Top 10 Unclaimed Property Compliance Pitfalls

How Companies May Fail When It Comes to Unclaimed Property Compliance

All states have laws regulating the reporting and remittance of unclaimed property. Also referred to as abandoned property, or escheat, unclaimed property concerns the requirement that a company holding such property (the holder or debtor) report it to the appropriate state after a statutory dormancy period has passed. The purpose of unclaimed property laws is to ensure that property is returned to its rightful owner, rather than retained by the debtor, and to permit the public to benefit from the use of those funds until the true owner can be found.

Unclaimed property may include some types of intangible property, as well as some tangible personal property, depending on state law. Common types of intangible unclaimed property include uncashed checks, unredeemed gift certificates and gift cards, layaways, deposits, refunds, rebates, and accounts receivable credits, regardless of whether they remain on a company’s books or were written off to income or expense, such as bad debt.

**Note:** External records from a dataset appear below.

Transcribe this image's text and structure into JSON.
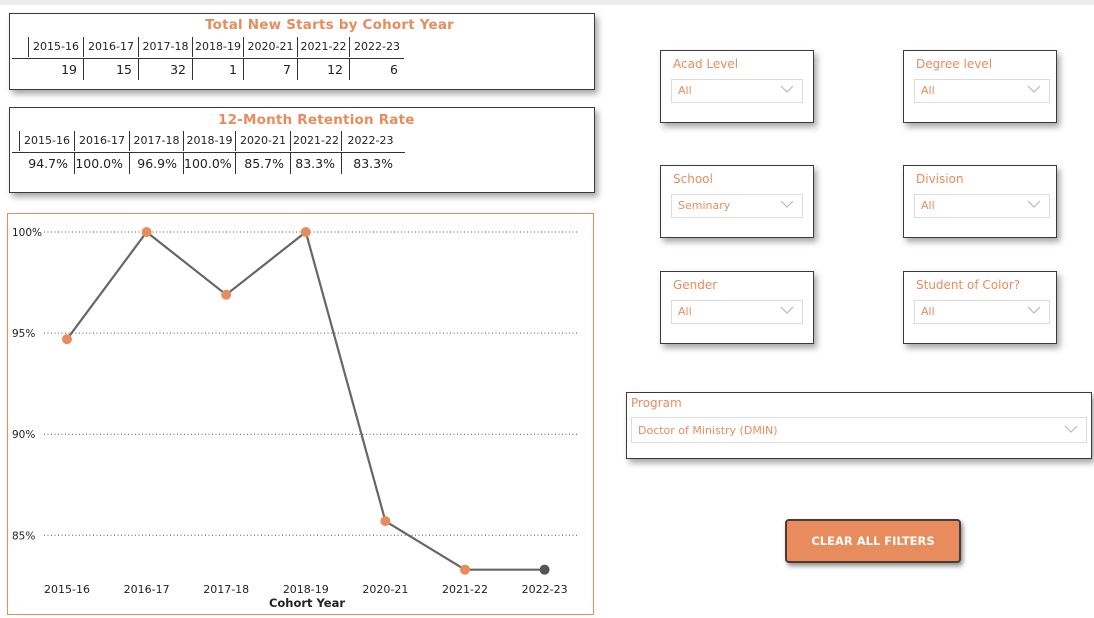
{
  "tables": {
    "new_starts": {
      "title": "Total New Starts by Cohort Year",
      "headers": [
        "2015-16",
        "2016-17",
        "2017-18",
        "2018-19",
        "2020-21",
        "2021-22",
        "2022-23"
      ],
      "values": [
        "19",
        "15",
        "32",
        "1",
        "7",
        "12",
        "6"
      ]
    },
    "retention": {
      "title": "12-Month Retention Rate",
      "headers": [
        "2015-16",
        "2016-17",
        "2017-18",
        "2018-19",
        "2020-21",
        "2021-22",
        "2022-23"
      ],
      "values": [
        "94.7%",
        "100.0%",
        "96.9%",
        "100.0%",
        "85.7%",
        "83.3%",
        "83.3%"
      ]
    }
  },
  "filters": {
    "acad_level": {
      "label": "Acad Level",
      "value": "All"
    },
    "degree_level": {
      "label": "Degree level",
      "value": "All"
    },
    "school": {
      "label": "School",
      "value": "Seminary"
    },
    "division": {
      "label": "Division",
      "value": "All"
    },
    "gender": {
      "label": "Gender",
      "value": "All"
    },
    "student_of_color": {
      "label": "Student of Color?",
      "value": "All"
    },
    "program": {
      "label": "Program",
      "value": "Doctor of Ministry (DMIN)"
    }
  },
  "buttons": {
    "clear_all": "CLEAR ALL FILTERS"
  },
  "colors": {
    "accent": "#e88c5d",
    "line": "#666666",
    "last_marker": "#555555"
  },
  "chart_data": {
    "type": "line",
    "x": [
      "2015-16",
      "2016-17",
      "2017-18",
      "2018-19",
      "2020-21",
      "2021-22",
      "2022-23"
    ],
    "series": [
      {
        "values": [
          94.7,
          100.0,
          96.9,
          100.0,
          85.7,
          83.3,
          83.3
        ]
      }
    ],
    "xlabel": "Cohort Year",
    "ylabel": "",
    "yticks": [
      "100%",
      "95%",
      "90%",
      "85%"
    ],
    "ylim": [
      81.3,
      100
    ],
    "grid": true
  }
}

Unclaimed Property Compliance Risk

There are tens of billions of dollars in unclaimed property held domestically in the United States. Companies that fail to correctly comply could be making a costly mistake. The reason lies in increased audits and forced compliance initiatives, along with associated penalties and interest for those that do not comply with state laws and regulations.

Here are the top 10 pitfalls companies fall into with escheat compliance:


TAX_Top-10-Unclaimed-Property-Comp-Pitfalls_icon-1.png    1) Assuming or accepting a coworker's word that the organization does not have any unclaimed property; thus, a return is not required to be filed.
TAX_Top-10-Unclaimed-Property-Comp-Pitfalls_icon-2.png   2) Maintaining no written escheat policy and procedures.
TAX_Top-10-Unclaimed-Property-Comp-Pitfalls_icon-3.png   3) Failing to review and/or include “voided” check transactions in compliance process.
TAX_Top-10-Unclaimed-Property-Comp-Pitfalls_icon-4.png   4) Failing to review and/or include “accounts receivable credits” transactions in compliance process.
TAX_Top-10-Unclaimed-Property-Comp-Pitfalls_icon-5.png   5) Misapplying B2B or de minimis exemptions or deferrals.
TAX_Top-10-Unclaimed-Property-Comp-Pitfalls_icon-6.png   6) Misapplying dormancy periods or last activity date standards.
TAX_Top-10-Unclaimed-Property-Comp-Pitfalls_icon-7.png   7) Misapplying “netting” concepts for fixed and determinable legally due and owing obligations.
TAX_Top-10-Unclaimed-Property-Comp-Pitfalls_icon-8.png   8) Utilizing data that lacks certainty or support.
TAX_Top-10-Unclaimed-Property-Comp-Pitfalls_icon-9.png   9) Including incomplete owner information on the return.
TAX_Top-10-Unclaimed-Property-Comp-Pitfalls_icon-10.png   10) Failing to report foreign address property (e.g., non U.S.).

Unclaimed property affects all companies and audits are being aggressively pursued by states in their quest for additional revenue. Accounting, tax, and legal professionals should be mindful of unclaimed property in their day-to-day activities and in their policies for record retention. Those with potential deficiencies in their monitoring of unclaimed property should consider a voluntary disclosure or other compliance options.